(THE PROBLEM) Copy out every record below, word for word.

(MATERIAL TO PROCESS)

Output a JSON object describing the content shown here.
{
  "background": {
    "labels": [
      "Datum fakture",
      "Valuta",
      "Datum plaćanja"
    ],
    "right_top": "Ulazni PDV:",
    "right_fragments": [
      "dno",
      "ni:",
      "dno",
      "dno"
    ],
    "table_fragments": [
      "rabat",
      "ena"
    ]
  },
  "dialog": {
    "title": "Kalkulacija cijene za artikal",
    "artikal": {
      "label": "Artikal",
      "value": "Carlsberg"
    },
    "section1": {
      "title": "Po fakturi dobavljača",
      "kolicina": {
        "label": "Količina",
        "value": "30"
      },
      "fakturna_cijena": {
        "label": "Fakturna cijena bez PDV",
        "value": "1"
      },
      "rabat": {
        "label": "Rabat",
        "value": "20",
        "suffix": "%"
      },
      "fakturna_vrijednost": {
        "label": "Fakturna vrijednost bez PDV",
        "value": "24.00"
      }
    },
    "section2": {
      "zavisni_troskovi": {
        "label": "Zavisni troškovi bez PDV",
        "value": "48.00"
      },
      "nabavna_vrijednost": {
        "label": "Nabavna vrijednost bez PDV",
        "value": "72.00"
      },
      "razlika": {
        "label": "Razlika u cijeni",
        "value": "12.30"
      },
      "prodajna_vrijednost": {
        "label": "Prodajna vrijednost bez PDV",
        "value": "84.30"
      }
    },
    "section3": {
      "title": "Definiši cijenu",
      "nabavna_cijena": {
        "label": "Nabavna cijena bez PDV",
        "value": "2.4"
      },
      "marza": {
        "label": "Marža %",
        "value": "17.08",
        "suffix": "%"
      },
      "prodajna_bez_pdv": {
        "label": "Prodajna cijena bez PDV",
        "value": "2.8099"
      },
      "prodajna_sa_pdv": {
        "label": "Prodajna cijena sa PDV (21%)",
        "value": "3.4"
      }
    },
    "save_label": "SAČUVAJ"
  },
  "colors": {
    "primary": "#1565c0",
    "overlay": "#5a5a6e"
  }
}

(SOLUTION TO THE EXERCISE)
Output a JSON object describing the content shown here.
{
  "background": {
    "labels": [
      "Datum fakture",
      "Valuta",
      "Datum plaćanja"
    ],
    "right_top": "Ulazni PDV:",
    "right_fragments": [
      "dno",
      "ni:",
      "dno",
      "dno"
    ],
    "table_fragments": [
      "rabat",
      "ena"
    ]
  },
  "dialog": {
    "title": "Kalkulacija cijene za artikal",
    "artikal": {
      "label": "Artikal",
      "value": "Carlsberg"
    },
    "section1": {
      "title": "Po fakturi dobavljača",
      "kolicina": {
        "label": "Količina",
        "value": "30"
      },
      "fakturna_cijena": {
        "label": "Fakturna cijena bez PDV",
        "value": "1"
      },
      "rabat": {
        "label": "Rabat",
        "value": "20",
        "suffix": "%"
      },
      "fakturna_vrijednost": {
        "label": "Fakturna vrijednost bez PDV",
        "value": "24.00"
      }
    },
    "section2": {
      "zavisni_troskovi": {
        "label": "Zavisni troškovi bez PDV",
        "value": "48.00"
      },
      "nabavna_vrijednost": {
        "label": "Nabavna vrijednost bez PDV",
        "value": "72.00"
      },
      "razlika": {
        "label": "Razlika u cijeni",
        "value": "12.30"
      },
      "prodajna_vrijednost": {
        "label": "Prodajna vrijednost bez PDV",
        "value": "84.30"
      }
    },
    "section3": {
      "title": "Definiši cijenu",
      "nabavna_cijena": {
        "label": "Nabavna cijena bez PDV",
        "value": "2.4"
      },
      "marza": {
        "label": "Marža %",
        "value": "17.08",
        "suffix": "%"
      },
      "prodajna_bez_pdv": {
        "label": "Prodajna cijena bez PDV",
        "value": "2.8099"
      },
      "prodajna_sa_pdv": {
        "label": "Prodajna cijena sa PDV (21%)",
        "value": "3.4"
      }
    },
    "save_label": "SAČUVAJ"
  },
  "colors": {
    "primary": "#1565c0",
    "overlay": "#5a5a6e"
  }
}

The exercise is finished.